might choose to fight, but rather
that the deployment might cause us
to fight."
Baker went to New York yester-

day to personally take charge of the
U.S. effort to win formal interna-
tional support of the idea of a last-
resort attack to free Kuwait from
Saddam Hussein's forces, which in-
vaded on Aug. 2.
"The question is how much pain
we administer and how quickly and
whether we do it with the embargo
or the use of force, " said Sen. Sam
Nunn (D-Ga.) whose Armed Services
Committee began its hearings
Tuesday.
Meanwhile, House Majority
Leader Richard Gephardt broke with
the administration and stepped ahead
of other party leaders on the subject
of military confrontation with
Saddam, announcing his opposition
to the use of U.S. military force in
the near future.
Rep. Lee Hamilton, chair of the
House Foreign Affairs' Middle East
Subcommittee, said he believes it is
time for Bush to send an envoy to

Baghdad to open talks with Saddam,
with the aim of making U.S. inten-
tions clear and exploring non-mili-
tary solutions to the crisis.
Sen. Robert C. Byrd (D-W.VA),
the former Senate Democratic leader,
told Armed Services Committee col-
leagues he believed the world would
welcome "patience rather than im-

petuousness" before any U.S. deci-
sion to go to war.
"When we view grandmothers and
grandfathers who lost not one, but
two or three grandchildren and they
feel we took the action too hastily, I
think we'll all have the time to be
sorry," Byrd said.

China opposes U.N. resolution

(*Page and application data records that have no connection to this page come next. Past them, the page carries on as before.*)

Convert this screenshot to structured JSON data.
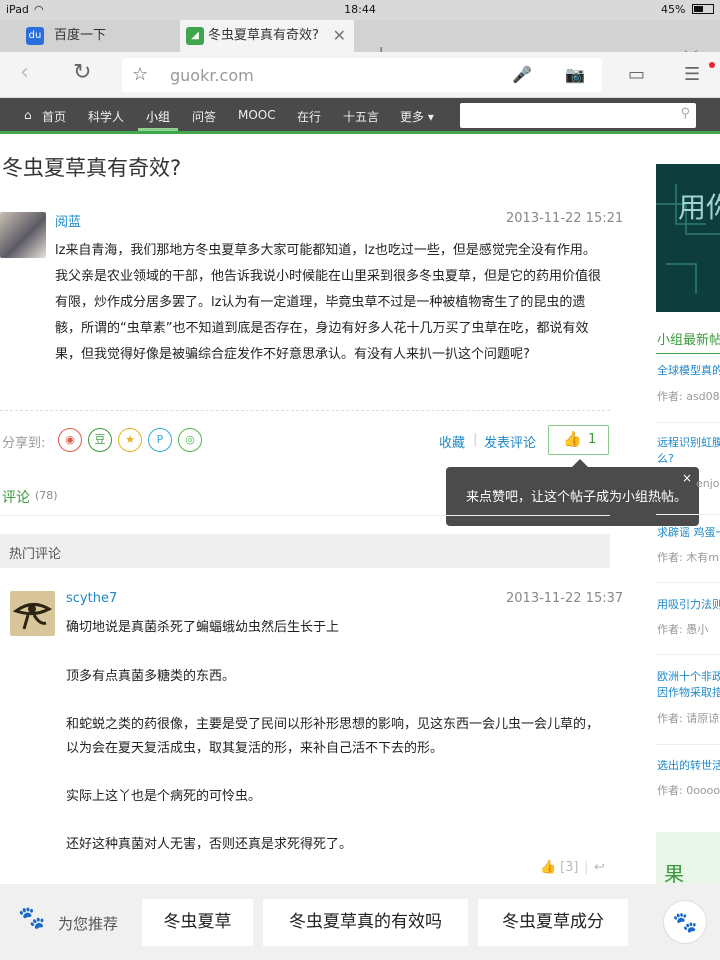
{
  "status": {
    "device": "iPad",
    "time": "18:44",
    "battery": "45%",
    "battery_level": 0.45
  },
  "browser": {
    "tabs": [
      {
        "label": "百度一下"
      },
      {
        "label": "冬虫夏草真有奇效?"
      }
    ],
    "url": "guokr.com"
  },
  "sitenav": {
    "items": [
      "首页",
      "科学人",
      "小组",
      "问答",
      "MOOC",
      "在行",
      "十五言",
      "更多 ▾"
    ],
    "active": "小组"
  },
  "post": {
    "title": "冬虫夏草真有奇效?",
    "author": "阅蓝",
    "date": "2013-11-22 15:21",
    "paragraphs": [
      "lz来自青海，我们那地方冬虫夏草多大家可能都知道，lz也吃过一些，但是感觉完全没有作用。",
      "我父亲是农业领域的干部，他告诉我说小时候能在山里采到很多冬虫夏草，但是它的药用价值很",
      "有限，炒作成分居多罢了。lz认为有一定道理，毕竟虫草不过是一种被植物寄生了的昆虫的遗",
      "骸，所谓的“虫草素”也不知道到底是否存在，身边有好多人花十几万买了虫草在吃，都说有效",
      "果，但我觉得好像是被骗综合症发作不好意思承认。有没有人来扒一扒这个问题呢?"
    ]
  },
  "share": {
    "label": "分享到:",
    "icons": [
      {
        "name": "weibo-icon",
        "glyph": "◉",
        "color": "#e05a4a"
      },
      {
        "name": "douban-icon",
        "glyph": "豆",
        "color": "#3a9a3a"
      },
      {
        "name": "qzone-icon",
        "glyph": "★",
        "color": "#e8b020"
      },
      {
        "name": "pinterest-icon",
        "glyph": "P",
        "color": "#3aa9d8"
      },
      {
        "name": "wechat-icon",
        "glyph": "◎",
        "color": "#4ab84a"
      }
    ]
  },
  "actions": {
    "collect": "收藏",
    "sep": "|",
    "comment": "发表评论",
    "like_count": "1"
  },
  "tooltip": {
    "text": "来点赞吧，让这个帖子成为小组热帖。",
    "close": "×"
  },
  "comments_tab": {
    "label": "评论",
    "count": "(78)"
  },
  "hot": {
    "label": "热门评论",
    "reply": {
      "author": "scythe7",
      "date": "2013-11-22 15:37",
      "paragraphs": [
        "确切地说是真菌杀死了蝙蝠蛾幼虫然后生长于上",
        "顶多有点真菌多糖类的东西。",
        "和蛇蜕之类的药很像，主要是受了民间以形补形思想的影响，见这东西一会儿虫一会儿草的，",
        "以为会在夏天复活成虫，取其复活的形，来补自己活不下去的形。",
        "实际上这丫也是个病死的可怜虫。",
        "还好这种真菌对人无害，否则还真是求死得死了。"
      ],
      "likes": "[3]"
    }
  },
  "sidebar": {
    "banner_text": "用你",
    "heading": "小组最新帖",
    "items": [
      {
        "title": [
          "全球模型真的"
        ],
        "meta": "作者:  asd08"
      },
      {
        "title": [
          "远程识别虹膜",
          "么?"
        ],
        "meta": "enjoh"
      },
      {
        "title": [
          "求辟谣 鸡蛋一"
        ],
        "meta": "作者:  木有m"
      },
      {
        "title": [
          "用吸引力法则"
        ],
        "meta": "作者:  愚小"
      },
      {
        "title": [
          "欧洲十个非政",
          "因作物采取措"
        ],
        "meta": "作者:  请原谅"
      },
      {
        "title": [
          "选出的转世活"
        ],
        "meta": "作者:  0oooo"
      }
    ],
    "ad_text": "果"
  },
  "recommend": {
    "label": "为您推荐",
    "chips": [
      "冬虫夏草",
      "冬虫夏草真的有效吗",
      "冬虫夏草成分"
    ],
    "paw": "🐾"
  }
}
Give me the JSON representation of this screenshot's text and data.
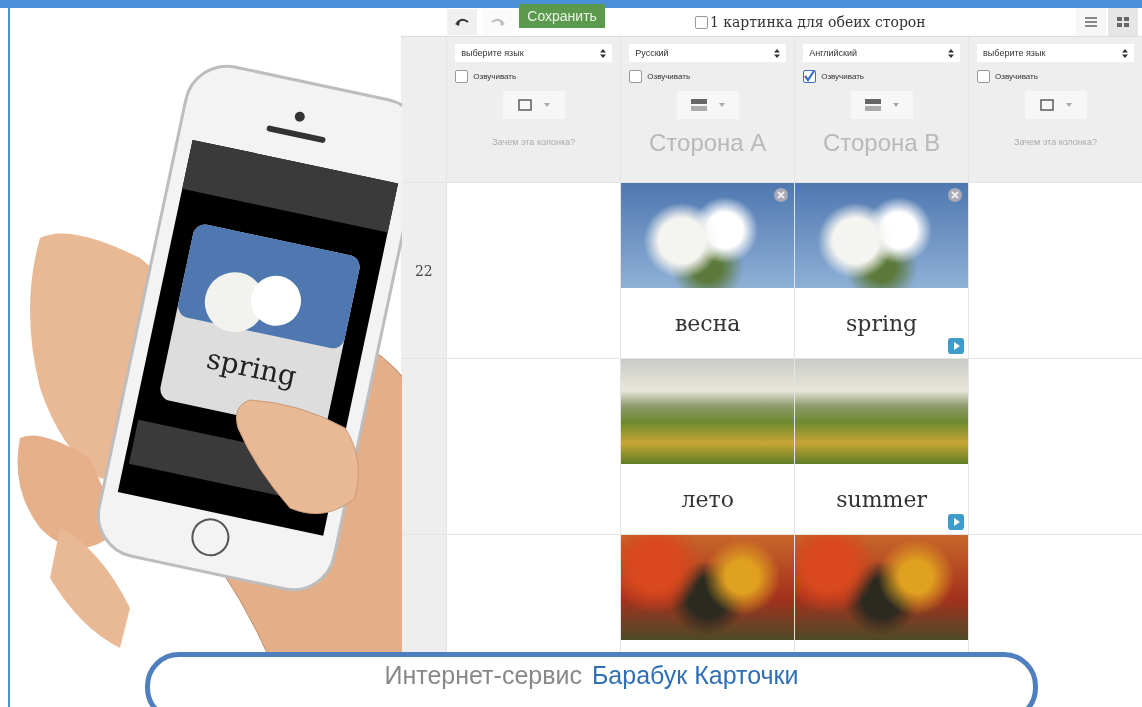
{
  "phone": {
    "card_word": "spring"
  },
  "toolbar": {
    "save_button": "Сохранить",
    "same_image_option": {
      "label": "1 картинка для обеих сторон",
      "checked": false
    },
    "view_modes": [
      {
        "kind": "list",
        "selected": false
      },
      {
        "kind": "grid",
        "selected": true
      }
    ]
  },
  "columns": [
    {
      "language": "выберите язык",
      "voice": {
        "label": "Озвучивать",
        "checked": false
      },
      "layout": {
        "kind": "single"
      },
      "caption": {
        "kind": "hint",
        "text": "Зачем эта колонка?"
      }
    },
    {
      "language": "Русский",
      "voice": {
        "label": "Озвучивать",
        "checked": false
      },
      "layout": {
        "kind": "split"
      },
      "caption": {
        "kind": "side",
        "text": "Сторона А"
      }
    },
    {
      "language": "Английский",
      "voice": {
        "label": "Озвучивать",
        "checked": true
      },
      "layout": {
        "kind": "split"
      },
      "caption": {
        "kind": "side",
        "text": "Сторона В"
      }
    },
    {
      "language": "выберите язык",
      "voice": {
        "label": "Озвучивать",
        "checked": false
      },
      "layout": {
        "kind": "single"
      },
      "caption": {
        "kind": "hint",
        "text": "Зачем эта колонка?"
      }
    }
  ],
  "rows": [
    {
      "number": "22",
      "cells": [
        {
          "kind": "empty"
        },
        {
          "kind": "card",
          "word": "весна",
          "removable": true,
          "audio": false
        },
        {
          "kind": "card",
          "word": "spring",
          "removable": true,
          "audio": true
        },
        {
          "kind": "empty"
        }
      ]
    },
    {
      "cells": [
        {
          "kind": "empty"
        },
        {
          "kind": "card",
          "word": "лето",
          "removable": false,
          "audio": false
        },
        {
          "kind": "card",
          "word": "summer",
          "removable": false,
          "audio": true
        },
        {
          "kind": "empty"
        }
      ]
    },
    {
      "cells": [
        {
          "kind": "empty"
        },
        {
          "kind": "card",
          "removable": false,
          "audio": false
        },
        {
          "kind": "card",
          "removable": false,
          "audio": false
        },
        {
          "kind": "empty"
        }
      ]
    }
  ],
  "banner": {
    "prefix": "Интернет-сервис",
    "link": "Барабук Карточки"
  }
}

Associated Press
China's foreign minister said yes-
terday his country will not back a
proposed U.N. Security Council res-
olution authorizing force against
Iraq, a day before foreign ministers
prepared to vote on the measure.
China is one of the five perma-
nent members of the Security
Council and could veto the measure.
At the United Nations, diplomats
said they didn't expect such a move
and predicted the resolution would

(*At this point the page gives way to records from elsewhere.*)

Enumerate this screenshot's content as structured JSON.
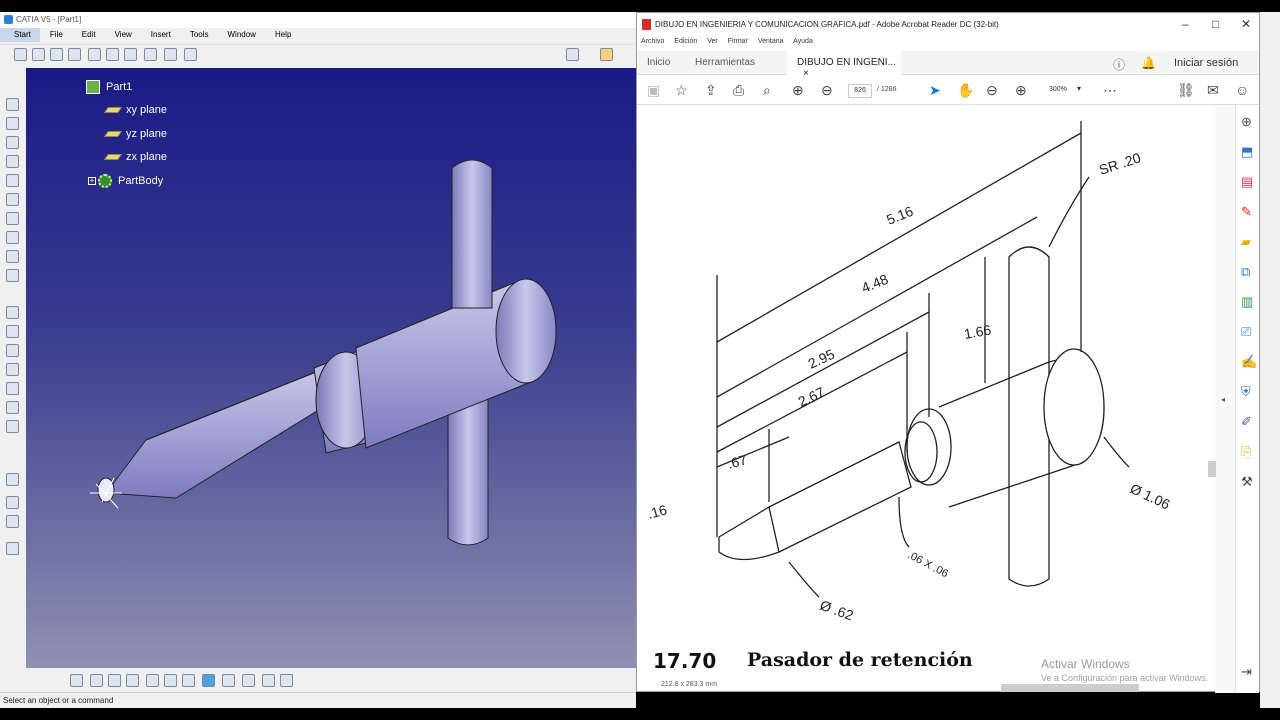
{
  "catia": {
    "title": "CATIA V5 - [Part1]",
    "menu": [
      "Start",
      "File",
      "Edit",
      "View",
      "Insert",
      "Tools",
      "Window",
      "Help"
    ],
    "tree": {
      "root": "Part1",
      "items": [
        "xy plane",
        "yz plane",
        "zx plane"
      ],
      "body": "PartBody"
    },
    "status": "Select an object or a command"
  },
  "acrobat": {
    "title": "DIBUJO EN INGENIERIA Y COMUNICACION GRAFICA.pdf - Adobe Acrobat Reader DC (32-bit)",
    "menu": [
      "Archivo",
      "Edición",
      "Ver",
      "Firmar",
      "Ventana",
      "Ayuda"
    ],
    "tabs": {
      "home": "Inicio",
      "tools": "Herramientas",
      "doc": "DIBUJO EN INGENI..."
    },
    "signin": "Iniciar sesión",
    "page_current": "826",
    "page_total": "/ 1286",
    "zoom": "300%",
    "page_size": "212.8 x 283.3 mm",
    "caption_number": "17.70",
    "caption_text": "Pasador de retención",
    "watermark_title": "Activar Windows",
    "watermark_sub": "Ve a Configuración para activar Windows.",
    "dims": [
      "5.16",
      "4.48",
      "2.95",
      "2.67",
      "1.66",
      ".67",
      ".16",
      "SR .20",
      "Ø 1.06",
      "Ø .62",
      ".06 X .06"
    ]
  }
}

pass.
Roland Dumas, the foreign min-
ister of France, issued a "final ap-
peal" to Iraq to pull out of Kuwait,
warning that Baghdad had six weeks
to "allow reason to triumph."
President Bush has gathered sup-
port abroad for military action, but
he faces trouble in Congress. A lead-
ing democrat said yesterday he did-
not support the use of force against
See CHINA, page 2

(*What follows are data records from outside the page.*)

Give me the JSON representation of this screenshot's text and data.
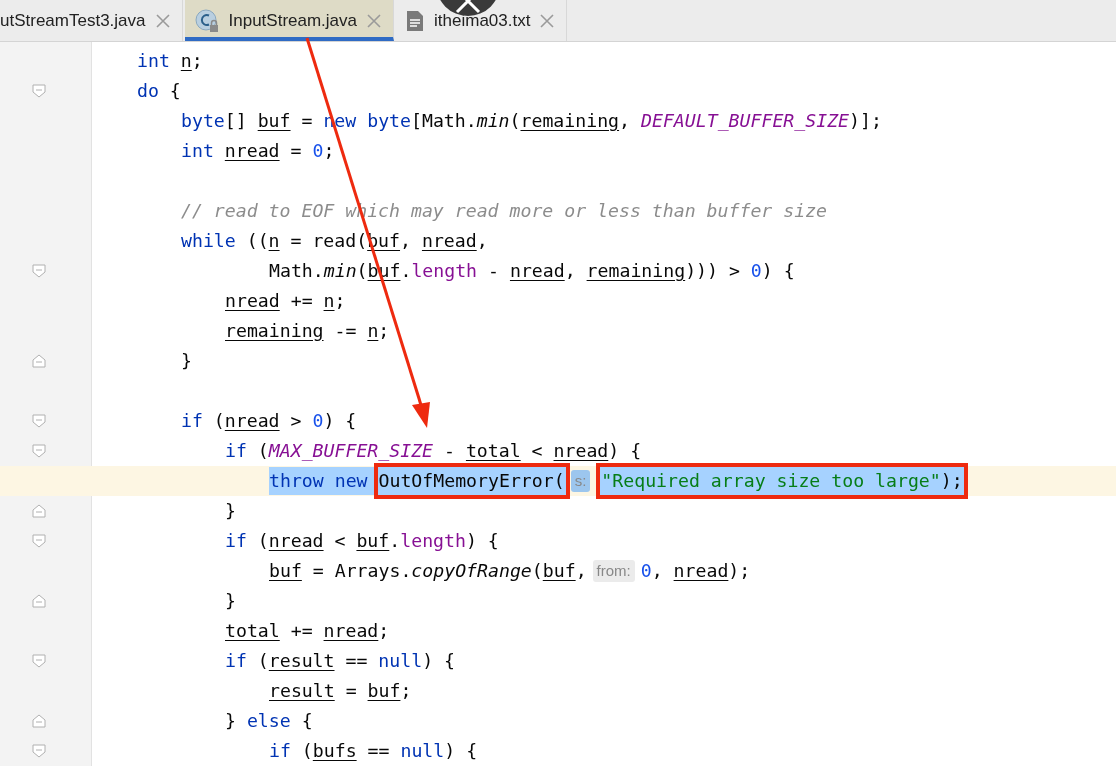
{
  "tabs": [
    {
      "label": "utStreamTest3.java",
      "kind": "java",
      "selected": false
    },
    {
      "label": "InputStream.java",
      "kind": "class",
      "selected": true
    },
    {
      "label": "itheima03.txt",
      "kind": "text",
      "selected": false
    }
  ],
  "lines": [
    {
      "current": false,
      "segments": [
        {
          "kind": "code",
          "selected": false,
          "tokens": [
            {
              "kind": "keyword",
              "text": "        int "
            },
            {
              "kind": "var",
              "text": "n"
            },
            {
              "kind": "plain",
              "text": ";"
            }
          ]
        }
      ]
    },
    {
      "current": false,
      "fold_marker": {
        "kind": "open"
      },
      "segments": [
        {
          "kind": "code",
          "selected": false,
          "tokens": [
            {
              "kind": "keyword",
              "text": "        do"
            },
            {
              "kind": "plain",
              "text": " {"
            }
          ]
        }
      ]
    },
    {
      "current": false,
      "segments": [
        {
          "kind": "code",
          "selected": false,
          "tokens": [
            {
              "kind": "keyword",
              "text": "            byte"
            },
            {
              "kind": "plain",
              "text": "[] "
            },
            {
              "kind": "var",
              "text": "buf"
            },
            {
              "kind": "plain",
              "text": " = "
            },
            {
              "kind": "keyword",
              "text": "new byte"
            },
            {
              "kind": "plain",
              "text": "[Math."
            },
            {
              "kind": "static",
              "text": "min"
            },
            {
              "kind": "plain",
              "text": "("
            },
            {
              "kind": "var",
              "text": "remaining"
            },
            {
              "kind": "plain",
              "text": ", "
            },
            {
              "kind": "const",
              "text": "DEFAULT_BUFFER_SIZE"
            },
            {
              "kind": "plain",
              "text": ")];"
            }
          ]
        }
      ]
    },
    {
      "current": false,
      "segments": [
        {
          "kind": "code",
          "selected": false,
          "tokens": [
            {
              "kind": "keyword",
              "text": "            int "
            },
            {
              "kind": "var",
              "text": "nread"
            },
            {
              "kind": "plain",
              "text": " = "
            },
            {
              "kind": "number",
              "text": "0"
            },
            {
              "kind": "plain",
              "text": ";"
            }
          ]
        }
      ]
    },
    {
      "current": false
    },
    {
      "current": false,
      "segments": [
        {
          "kind": "code",
          "selected": false,
          "tokens": [
            {
              "kind": "comment",
              "text": "            // read to EOF which may read more or less than buffer size"
            }
          ]
        }
      ]
    },
    {
      "current": false,
      "segments": [
        {
          "kind": "code",
          "selected": false,
          "tokens": [
            {
              "kind": "keyword",
              "text": "            while"
            },
            {
              "kind": "plain",
              "text": " (("
            },
            {
              "kind": "var",
              "text": "n"
            },
            {
              "kind": "plain",
              "text": " = read("
            },
            {
              "kind": "var",
              "text": "buf"
            },
            {
              "kind": "plain",
              "text": ", "
            },
            {
              "kind": "var",
              "text": "nread"
            },
            {
              "kind": "plain",
              "text": ","
            }
          ]
        }
      ]
    },
    {
      "current": false,
      "fold_marker": {
        "kind": "open"
      },
      "segments": [
        {
          "kind": "code",
          "selected": false,
          "tokens": [
            {
              "kind": "plain",
              "text": "                    Math."
            },
            {
              "kind": "static",
              "text": "min"
            },
            {
              "kind": "plain",
              "text": "("
            },
            {
              "kind": "var",
              "text": "buf"
            },
            {
              "kind": "plain",
              "text": "."
            },
            {
              "kind": "field",
              "text": "length"
            },
            {
              "kind": "plain",
              "text": " - "
            },
            {
              "kind": "var",
              "text": "nread"
            },
            {
              "kind": "plain",
              "text": ", "
            },
            {
              "kind": "var",
              "text": "remaining"
            },
            {
              "kind": "plain",
              "text": "))) > "
            },
            {
              "kind": "number",
              "text": "0"
            },
            {
              "kind": "plain",
              "text": ") {"
            }
          ]
        }
      ]
    },
    {
      "current": false,
      "segments": [
        {
          "kind": "code",
          "selected": false,
          "tokens": [
            {
              "kind": "var",
              "text": "                nread"
            },
            {
              "kind": "plain",
              "text": " += "
            },
            {
              "kind": "var",
              "text": "n"
            },
            {
              "kind": "plain",
              "text": ";"
            }
          ]
        }
      ]
    },
    {
      "current": false,
      "segments": [
        {
          "kind": "code",
          "selected": false,
          "tokens": [
            {
              "kind": "var",
              "text": "                remaining"
            },
            {
              "kind": "plain",
              "text": " -= "
            },
            {
              "kind": "var",
              "text": "n"
            },
            {
              "kind": "plain",
              "text": ";"
            }
          ]
        }
      ]
    },
    {
      "current": false,
      "fold_marker": {
        "kind": "close"
      },
      "segments": [
        {
          "kind": "code",
          "selected": false,
          "tokens": [
            {
              "kind": "plain",
              "text": "            }"
            }
          ]
        }
      ]
    },
    {
      "current": false
    },
    {
      "current": false,
      "fold_marker": {
        "kind": "open"
      },
      "segments": [
        {
          "kind": "code",
          "selected": false,
          "tokens": [
            {
              "kind": "keyword",
              "text": "            if"
            },
            {
              "kind": "plain",
              "text": " ("
            },
            {
              "kind": "var",
              "text": "nread"
            },
            {
              "kind": "plain",
              "text": " > "
            },
            {
              "kind": "number",
              "text": "0"
            },
            {
              "kind": "plain",
              "text": ") {"
            }
          ]
        }
      ]
    },
    {
      "current": false,
      "fold_marker": {
        "kind": "open"
      },
      "segments": [
        {
          "kind": "code",
          "selected": false,
          "tokens": [
            {
              "kind": "keyword",
              "text": "                if"
            },
            {
              "kind": "plain",
              "text": " ("
            },
            {
              "kind": "const",
              "text": "MAX_BUFFER_SIZE"
            },
            {
              "kind": "plain",
              "text": " - "
            },
            {
              "kind": "var",
              "text": "total"
            },
            {
              "kind": "plain",
              "text": " < "
            },
            {
              "kind": "var",
              "text": "nread"
            },
            {
              "kind": "plain",
              "text": ") {"
            }
          ]
        }
      ]
    },
    {
      "current": true,
      "segments": [
        {
          "kind": "code",
          "selected": true,
          "tokens": [
            {
              "kind": "keyword",
              "text": "                    throw new "
            }
          ]
        },
        {
          "kind": "code",
          "selected": true,
          "boxed": true,
          "tokens": [
            {
              "kind": "plain",
              "text": "OutOfMemoryError("
            }
          ]
        },
        {
          "kind": "hint",
          "selected": true,
          "text": "s:"
        },
        {
          "kind": "code",
          "selected": true,
          "boxed": true,
          "tokens": [
            {
              "kind": "string",
              "text": "\"Required array size too large\""
            },
            {
              "kind": "plain",
              "text": ");"
            }
          ]
        }
      ]
    },
    {
      "current": false,
      "fold_marker": {
        "kind": "close"
      },
      "segments": [
        {
          "kind": "code",
          "selected": false,
          "tokens": [
            {
              "kind": "plain",
              "text": "                }"
            }
          ]
        }
      ]
    },
    {
      "current": false,
      "fold_marker": {
        "kind": "open"
      },
      "segments": [
        {
          "kind": "code",
          "selected": false,
          "tokens": [
            {
              "kind": "keyword",
              "text": "                if"
            },
            {
              "kind": "plain",
              "text": " ("
            },
            {
              "kind": "var",
              "text": "nread"
            },
            {
              "kind": "plain",
              "text": " < "
            },
            {
              "kind": "var",
              "text": "buf"
            },
            {
              "kind": "plain",
              "text": "."
            },
            {
              "kind": "field",
              "text": "length"
            },
            {
              "kind": "plain",
              "text": ") {"
            }
          ]
        }
      ]
    },
    {
      "current": false,
      "segments": [
        {
          "kind": "code",
          "selected": false,
          "tokens": [
            {
              "kind": "var",
              "text": "                    buf"
            },
            {
              "kind": "plain",
              "text": " = Arrays."
            },
            {
              "kind": "static",
              "text": "copyOfRange"
            },
            {
              "kind": "plain",
              "text": "("
            },
            {
              "kind": "var",
              "text": "buf"
            },
            {
              "kind": "plain",
              "text": ","
            }
          ]
        },
        {
          "kind": "hint",
          "selected": false,
          "text": "from:"
        },
        {
          "kind": "code",
          "selected": false,
          "tokens": [
            {
              "kind": "number",
              "text": "0"
            },
            {
              "kind": "plain",
              "text": ", "
            },
            {
              "kind": "var",
              "text": "nread"
            },
            {
              "kind": "plain",
              "text": ");"
            }
          ]
        }
      ]
    },
    {
      "current": false,
      "fold_marker": {
        "kind": "close"
      },
      "segments": [
        {
          "kind": "code",
          "selected": false,
          "tokens": [
            {
              "kind": "plain",
              "text": "                }"
            }
          ]
        }
      ]
    },
    {
      "current": false,
      "segments": [
        {
          "kind": "code",
          "selected": false,
          "tokens": [
            {
              "kind": "var",
              "text": "                total"
            },
            {
              "kind": "plain",
              "text": " += "
            },
            {
              "kind": "var",
              "text": "nread"
            },
            {
              "kind": "plain",
              "text": ";"
            }
          ]
        }
      ]
    },
    {
      "current": false,
      "fold_marker": {
        "kind": "open"
      },
      "segments": [
        {
          "kind": "code",
          "selected": false,
          "tokens": [
            {
              "kind": "keyword",
              "text": "                if"
            },
            {
              "kind": "plain",
              "text": " ("
            },
            {
              "kind": "var",
              "text": "result"
            },
            {
              "kind": "plain",
              "text": " == "
            },
            {
              "kind": "keyword",
              "text": "null"
            },
            {
              "kind": "plain",
              "text": ") {"
            }
          ]
        }
      ]
    },
    {
      "current": false,
      "segments": [
        {
          "kind": "code",
          "selected": false,
          "tokens": [
            {
              "kind": "var",
              "text": "                    result"
            },
            {
              "kind": "plain",
              "text": " = "
            },
            {
              "kind": "var",
              "text": "buf"
            },
            {
              "kind": "plain",
              "text": ";"
            }
          ]
        }
      ]
    },
    {
      "current": false,
      "fold_marker": {
        "kind": "close"
      },
      "segments": [
        {
          "kind": "code",
          "selected": false,
          "tokens": [
            {
              "kind": "plain",
              "text": "                } "
            },
            {
              "kind": "keyword",
              "text": "else"
            },
            {
              "kind": "plain",
              "text": " {"
            }
          ]
        }
      ]
    },
    {
      "current": false,
      "fold_marker": {
        "kind": "open"
      },
      "segments": [
        {
          "kind": "code",
          "selected": false,
          "tokens": [
            {
              "kind": "keyword",
              "text": "                    if"
            },
            {
              "kind": "plain",
              "text": " ("
            },
            {
              "kind": "var",
              "text": "bufs"
            },
            {
              "kind": "plain",
              "text": " == "
            },
            {
              "kind": "keyword",
              "text": "null"
            },
            {
              "kind": "plain",
              "text": ") {"
            }
          ]
        }
      ]
    }
  ],
  "annotations": [
    {
      "kind": "arrow"
    }
  ]
}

Deck the Arcade
Nickels Arcade is decorated with garland in plenty of time for the holiday
shopping season.

Moore gives 'Persian
Gulf and Me' speech

Engler appoints fiscal advisors

by Tami Pollack
Daily Staff, Reporter
Although neither President
Bush, Saddam Hussein, nor Roger
Smith were on hand last night for
Michael Moore's speech at the Law
Quad, Hutchins Hall was filled with
students anxious to hear a new per-
spective on the Persian Gulf from
the "Me" half of last spring's hit
film "Roger and Me."
Th e neech entitled "If GMu

U.N. forces invade Kuwait, this
campus has to be shut down. Peo-
ple have to take a significant
stand... It's going to have to be
stopped, and it's going to have to
be stopped now," Moore said before
opening the forum for questions.
Although the question and an-
swer session lacked controversy,
Moore did his fair share of evading
the auestions at hand.

LANSING (AP) - Governor-
elect John Engler yessterday chose
his top two fiscal advisers and gave
them the chore of finding a way to
eliminate a $1 billion deficit in this
year's budget.
Engler named Patti Woodworth,
former director of the Florida Office
of Planning and Budget, to head the
Department of Management and
Budget.
Doug Roberts, director of the
Senate Fiscal Agency, was named
state treasurer.

he said. "They know the personali-
ties in the legislature and are, I
think, going to be very helpful from
the very first day."
Woodworth came under fire in
Florida when outgoing Gov. Bob
Martinez gave her a $16,000 raise to
$90,000 on Nov. 16, her last day on
the job. That boosted her severance
benefits from $16,901 to $20,682.
Florida Democrats complained
that was out of line at a time when
the state was facing budget cuts, but

vices tax, he would still be gover-
nor."
Martinez was defeated in the Nov.
6 election.
The two selections drew no nega-
tive comments from, House
Democratic lawmakers who head
budget-related committees.
Roberts has estimated that last
year's budget was $300 million to
$400 million in the red and projects

Moore

Moore said.
"This is this week's discussion

Back to Top

© 2020 Regents of the University of Michigan